    3. Soak acorns in cold water for 24 hours (2 liters of water are required per 1 kg of acorns, which should be changed twice within 24 hours. This is the only way to adequately remove the tannins contained in the acorn.)
    4. After watering, cook acorns for 15 minutes (this makes them easier to digest)
    5. Drain on a sieve and dry for 24 hours at room temperature
    6. Then grind the dried acorns (also works in a blender)

    The finished flour should be light yellow in color. The smell of the flour is somewhat reminiscent of the wood of oak.

    ¹ The recipe takes up the knowledge of the bachelor thesis mentioned under [2].

    Acorn bread.

    Ingredients:
    • 400 ml of water
    • 500g flour
    • 400 g acorn flour
    • 20 g yeast
    • 3 tablespoons of coconut oil
    • 3 tsp anise
    • 1 teaspoon salt
    preparation
    1. Mix the flour and salt
    2. Dissolve the yeast in 3 tablespoons of lukewarm water
    3. Mix the yeast into the flour
    4. Gradually add lukewarm water
    5. Knead the dough well and let it stand in a warm place for 2 hours (cover with a cloth)
    6. Then knead in acorn flour and work through it well
    7. Shape the dough into a loaf of bread or into a loaf pan
    8. Score with a knife
    9. Let rise again
    10. Preheat the oven to 200 ° C
    11. Put the bread in the oven and bake on the lowest rack for 20 minutes
    12. After 20 minutes, reduce the heat to 190 ° C and bake for another 40-60 minutes
    13. Let cool down well after baking
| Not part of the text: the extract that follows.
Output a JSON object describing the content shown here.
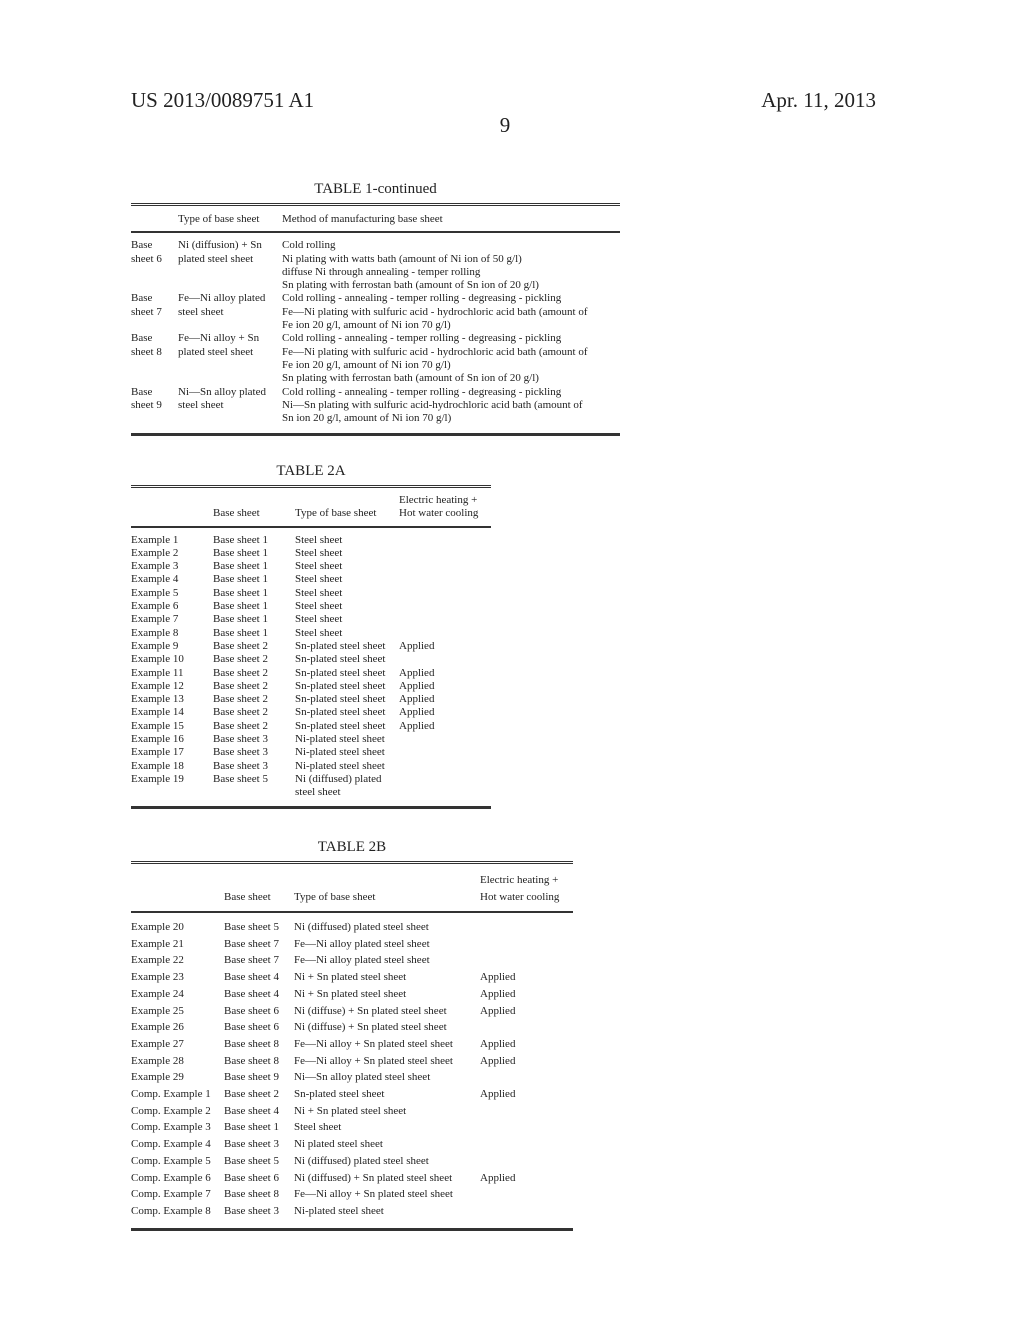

    ♦ A wooden toothpick can be stuck into the bread as a baking test. Dough sticks to the stick = continue baking. If the stick is dry = bread is done.

    Acorn biscuits.

    Ingredients:
    • 150 grams of flour
    • 150 g acorn flour
    • 100 g potatoes, boiled & grated
    • 100 g of sugar
    • 20 g coconut oil
    • 2 tbsp anise seeds
    • ¼ teaspoon salt
    • water

    preparation
    1. Mix the ingredients and knead a smooth dough with a little water
    2. Shape the dough into a rolling pin
    3. Cut thin slices with a dampened knife
    4. Place the slices on a greased tray
    5. Bake until a light tan appears

     

    [1] Publication date Federal Gazette: 1.2.1990., Issue number: 22a., ATC code: A16AY.
    Monograph BGA / BfArM (Commission E)
    books.heilpflanze-welt / BGA -ommission-E-Monographien / quercus-cortex-eichenrinde.htm

    [2] Kirstenpfad A .: Bachelor thesis - The production of a ready-to-eat acorn flour .; Department of Agriculture and Food Science, Food Technology WS 2013/2014;
    wildpflanze-berater.de/files/brd/attachments/50/86_Bachelorarbeit-Kirstenpfad-2014.pdf

    Research sources:

    • Hiller, Karl; Metzig, Matthias F .: Lexicon of Medicinal Plants and Drugs, Volume Two, Spectrum Academic Publishing House; Heidelberg 2003
    • H.-H. Rhyner, B. Frohn: Medicinal plants in Ayurveda, AT Verlag, Baden and Munich 2006
    • Hansel, R .; Sticher, O .: Pharmakognosie - Phytopharmazie, 8th edition Springer Medizin Verlag Heidelberg 2007
    • Magister Botanicus: Magisches Kreutherkompendium, Die Sanduhr, specialist publisher for old knowledge, 2nd revised and expanded edition 1995
    • Dr. Markus Strauss: Delicious things from forest trees - determining, collecting and preparing; Walter Hädecke Verlag, Weil an der Stadt 2010

    Internet pages:

    • www.henriettes-herb.com/eclectic/madaus/quercus.html
    • https://de.wikipedia.org/wiki/Stieleiche
    • survival-mediawiki.de/dewiki/index.php/Alles_aus_Eicheln 

     

    Anja Alijah Flick (alternative practitioner)

    Atlas practice Flick- Blankeneser Landstr. 19 - 22587 Hamburg - Tel. 040 866488780